Student investment managers raise nearly $96k for veteran classmates’ scholarships

Left: Jay Acosta, Master of Finance student and Gary B. Halley Veterans Scholarship recipient.
Right: The College of Business finance lab.

With more than $400,000 invested, the student-managed Veterans Fund offers a unique opportunity for College of Business Master of Finance students to put what they’ve learned in the classroom to use in the real-world. But the experience differs from the corporate world in a major way: Any returns the stock portfolio earns above inflation are withdrawn not as client profits, but as scholarships for veteran students.

Made possible by seed money from College of Business alumnus Gary Halley, ’60, the proactive approach of the student investment managers has led the fund to deliver an average return of 25.5% over the last three years, besting the S&P 500’s growth by 4.3%. Because of this performance, the Veterans Fund was able to withdrawal nearly $96,000 to award as scholarships in the 2021-2022 academic year.

“It allowed me the freedom to pursue my degree without the stress.”

– Jay Acosta, Master of Finance student and Gary B. Halley Veterans Scholarship recipient

Jay Acosta in uniform training

Supporting those who have served

One of this year’s Veterans Fund scholarship recipients is Jay Acosta, who left the Marines as a Corporal and earned his undergraduate degree from the College of Business before entering the Master of Finance program.

When Acosta enrolled at CSU, he first began study mechanical engineering with the goal of becoming a military officer after graduation.

However, after a difficult first semester, “I couldn’t wait any longer, so I just enlisted,” Acosta said.

He joined the Marines and served as a rifleman and weapons specialist, where he was attached with a special purpose expeditionary unit that focuses on countering narcotics trafficking and training foreign government forces.

“The Marines changed the way I approached my entire life,” Acosta said, “One of the core values of the Marine Corps – honor – changed how I thought about pursuing my education.

“Before, I never thought it was a big issue if I signed up for classes and didn’t do well in them,” he said. “I learned if you agree to do something you have to give it your best all of the time, otherwise you shouldn’t do it.”

So, when he decided to return to school and study real estate and finance in the College of Business, he gave it his all.

“He’s firing on all eight cylinders,” said Lee Sanning, director of the Everitt Real Estate Center and a finance and real estate instructor in the College of Business.

Lee Sanning portrait
Lee Sanning, director of the Everitt Real Estate Center

“I had Jay when he was an undergrad last year and he was a top performing student in that class, not just academically, but he has a dynamic personality and helps foster engagement in other students,” Sanning said.

“Most veterans, if they’ve served one or two tours, that automatically makes them older, not just in age but in experience,” said Sanning, who has worked with many veteran students over his nearly two decades as an educator.

Although Acosta figured he could find a way to fully pay for graduate school on his own, when he was awarded $15,000 from The Gary Halley Veterans Scholarship to attend the program, the calculus became simple.
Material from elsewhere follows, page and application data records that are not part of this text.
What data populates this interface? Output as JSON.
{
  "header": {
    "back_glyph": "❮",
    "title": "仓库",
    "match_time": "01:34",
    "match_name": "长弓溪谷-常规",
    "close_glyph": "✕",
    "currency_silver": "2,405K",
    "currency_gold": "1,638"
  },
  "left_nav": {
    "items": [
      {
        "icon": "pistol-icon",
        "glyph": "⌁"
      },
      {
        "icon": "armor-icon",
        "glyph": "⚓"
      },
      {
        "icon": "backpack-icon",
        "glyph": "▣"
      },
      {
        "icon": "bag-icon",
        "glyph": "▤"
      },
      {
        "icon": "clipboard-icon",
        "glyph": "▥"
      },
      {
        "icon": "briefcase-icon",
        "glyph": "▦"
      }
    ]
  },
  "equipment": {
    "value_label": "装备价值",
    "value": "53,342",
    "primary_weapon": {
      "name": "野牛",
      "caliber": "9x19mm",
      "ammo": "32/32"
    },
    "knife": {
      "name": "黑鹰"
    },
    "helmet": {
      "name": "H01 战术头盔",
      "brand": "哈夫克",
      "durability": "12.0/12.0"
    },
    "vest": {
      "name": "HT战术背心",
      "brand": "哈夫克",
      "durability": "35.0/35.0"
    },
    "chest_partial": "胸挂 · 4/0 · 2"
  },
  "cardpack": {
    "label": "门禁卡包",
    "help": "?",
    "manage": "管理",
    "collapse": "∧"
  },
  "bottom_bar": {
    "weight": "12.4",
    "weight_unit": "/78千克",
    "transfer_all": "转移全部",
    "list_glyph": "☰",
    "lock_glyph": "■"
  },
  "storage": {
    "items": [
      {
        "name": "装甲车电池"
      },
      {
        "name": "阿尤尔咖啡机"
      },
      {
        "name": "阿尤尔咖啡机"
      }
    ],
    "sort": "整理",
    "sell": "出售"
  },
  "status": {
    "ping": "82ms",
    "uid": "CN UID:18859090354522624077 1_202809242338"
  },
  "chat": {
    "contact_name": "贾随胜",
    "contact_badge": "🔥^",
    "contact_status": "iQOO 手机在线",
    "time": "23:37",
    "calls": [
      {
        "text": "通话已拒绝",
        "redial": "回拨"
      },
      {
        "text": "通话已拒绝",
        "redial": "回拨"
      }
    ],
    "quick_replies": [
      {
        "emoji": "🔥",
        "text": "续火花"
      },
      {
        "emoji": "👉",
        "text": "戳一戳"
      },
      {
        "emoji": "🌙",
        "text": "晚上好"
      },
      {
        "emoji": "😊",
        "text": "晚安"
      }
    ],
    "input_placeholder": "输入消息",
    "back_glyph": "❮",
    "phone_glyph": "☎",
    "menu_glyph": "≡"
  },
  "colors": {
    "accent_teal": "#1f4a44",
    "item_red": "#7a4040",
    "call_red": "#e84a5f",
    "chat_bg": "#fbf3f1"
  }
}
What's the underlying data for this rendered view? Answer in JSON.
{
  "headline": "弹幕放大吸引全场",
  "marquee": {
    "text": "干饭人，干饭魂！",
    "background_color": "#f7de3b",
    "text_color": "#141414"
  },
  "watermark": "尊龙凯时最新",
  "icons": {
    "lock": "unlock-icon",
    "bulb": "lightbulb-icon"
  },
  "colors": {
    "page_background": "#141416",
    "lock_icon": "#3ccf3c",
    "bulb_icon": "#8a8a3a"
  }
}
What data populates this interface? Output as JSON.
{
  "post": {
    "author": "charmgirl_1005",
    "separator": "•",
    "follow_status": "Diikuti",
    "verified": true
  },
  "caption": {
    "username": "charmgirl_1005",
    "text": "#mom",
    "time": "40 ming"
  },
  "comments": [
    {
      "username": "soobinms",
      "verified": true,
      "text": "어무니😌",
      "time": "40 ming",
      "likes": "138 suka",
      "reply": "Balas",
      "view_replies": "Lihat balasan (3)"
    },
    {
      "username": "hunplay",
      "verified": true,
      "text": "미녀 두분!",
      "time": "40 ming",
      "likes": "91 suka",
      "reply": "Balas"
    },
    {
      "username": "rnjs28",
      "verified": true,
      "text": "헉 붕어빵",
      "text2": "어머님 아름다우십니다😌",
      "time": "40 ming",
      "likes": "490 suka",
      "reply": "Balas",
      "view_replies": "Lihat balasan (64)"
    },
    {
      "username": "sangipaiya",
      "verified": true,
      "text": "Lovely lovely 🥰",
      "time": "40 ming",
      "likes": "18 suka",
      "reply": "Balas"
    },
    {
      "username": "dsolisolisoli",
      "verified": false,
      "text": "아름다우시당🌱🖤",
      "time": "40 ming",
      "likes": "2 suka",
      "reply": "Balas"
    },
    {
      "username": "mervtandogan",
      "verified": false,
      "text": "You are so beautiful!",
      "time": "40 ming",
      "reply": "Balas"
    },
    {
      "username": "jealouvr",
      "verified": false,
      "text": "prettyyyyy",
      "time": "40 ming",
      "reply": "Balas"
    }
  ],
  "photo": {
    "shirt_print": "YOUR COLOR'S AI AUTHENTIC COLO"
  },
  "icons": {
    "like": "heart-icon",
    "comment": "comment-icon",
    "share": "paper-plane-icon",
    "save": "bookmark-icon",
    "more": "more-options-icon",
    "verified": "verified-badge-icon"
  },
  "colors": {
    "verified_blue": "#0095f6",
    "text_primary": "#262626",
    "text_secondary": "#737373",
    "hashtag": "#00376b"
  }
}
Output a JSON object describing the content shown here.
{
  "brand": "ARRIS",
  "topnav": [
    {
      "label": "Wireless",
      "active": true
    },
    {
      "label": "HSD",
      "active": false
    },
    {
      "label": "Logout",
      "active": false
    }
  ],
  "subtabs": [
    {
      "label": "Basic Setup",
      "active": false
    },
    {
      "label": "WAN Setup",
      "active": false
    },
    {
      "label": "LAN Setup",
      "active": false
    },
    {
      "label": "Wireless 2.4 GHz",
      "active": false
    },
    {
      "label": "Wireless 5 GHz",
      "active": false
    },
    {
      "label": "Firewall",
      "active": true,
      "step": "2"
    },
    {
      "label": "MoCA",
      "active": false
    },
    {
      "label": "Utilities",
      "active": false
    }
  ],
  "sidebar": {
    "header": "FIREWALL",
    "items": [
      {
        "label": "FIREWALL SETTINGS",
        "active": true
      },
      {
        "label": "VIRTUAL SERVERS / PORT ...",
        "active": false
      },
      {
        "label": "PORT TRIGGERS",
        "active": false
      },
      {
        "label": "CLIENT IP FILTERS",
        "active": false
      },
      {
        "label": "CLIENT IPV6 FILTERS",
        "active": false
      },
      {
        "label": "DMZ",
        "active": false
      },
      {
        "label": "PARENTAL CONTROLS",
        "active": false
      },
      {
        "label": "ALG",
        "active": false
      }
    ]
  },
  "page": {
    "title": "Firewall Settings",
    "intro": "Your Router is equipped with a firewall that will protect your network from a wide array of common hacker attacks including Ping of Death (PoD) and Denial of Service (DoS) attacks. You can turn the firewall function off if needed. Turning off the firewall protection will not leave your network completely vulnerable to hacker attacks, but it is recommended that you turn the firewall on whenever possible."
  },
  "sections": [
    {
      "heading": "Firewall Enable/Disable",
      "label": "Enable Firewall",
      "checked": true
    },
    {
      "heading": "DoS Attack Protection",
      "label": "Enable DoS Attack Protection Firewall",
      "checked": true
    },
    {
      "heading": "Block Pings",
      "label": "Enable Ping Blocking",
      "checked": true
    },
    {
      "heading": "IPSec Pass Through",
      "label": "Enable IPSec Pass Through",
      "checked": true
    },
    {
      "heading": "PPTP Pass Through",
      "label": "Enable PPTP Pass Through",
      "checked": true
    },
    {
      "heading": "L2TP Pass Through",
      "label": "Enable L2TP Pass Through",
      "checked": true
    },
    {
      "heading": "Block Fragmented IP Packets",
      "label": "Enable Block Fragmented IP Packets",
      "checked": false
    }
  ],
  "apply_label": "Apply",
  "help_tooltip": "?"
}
“It allowed me the freedom to pursue my degree without the stress,” Acosta said.

A passion for real estate

As one of nine kids in his family, Jay Acosta was no stranger to tight quarters.

“I was the third oldest,” he said. “After the first couple years in the basement with my four brothers I was like, ‘This isn’t enough space, I need more space.’ That got me obsessed with houses and properties and the freedom of going wherever you want.”

“I started reading real estate books when I was 13, and once I found out it was a career, I knew it was something I would love to do,” said Acosta, whose passion eventually led him to the College of Business.

College is always a challenge, but balancing it against an active-duty career in the uniformed services made it even more challenging.

However, Acosta’s years of determination paid off when he graduated this year with his bachelor’s degree and soon after became a licensed real estate broker. Wanting to develop his new skills that would help him in his budding real estate career, he began eyeing the College’s Master of Finance program.

“Real estate is financial at its core,” said Acosta. “I’ll be able to use the fundamentals of finance to estimate returns better to make better deals, and if I can find a way to add in all these complex variables, I’ll be able to outperform other people in the industry.”

After graduation, Acosta has two goals for his real estate career: to earn enough income that he doesn’t have to worry about money and to find meaning in his work by giving back to people in need.

“I’ve always had a place to live, but knowing people who haven’t … I really want to go into low-income housing development,” Acosta said.

“Over 60% of people in Fort Collins are paying more than 30% of their income on housing, which HUD considers cost-burdened,” he said, citing statistics shared during the Everitt Real Estate Center’s recent 25th Annual Northern Colorado Real Estate Conference. “My ultimate goal is just to make sure everyone has a place to live in a sustainable way.”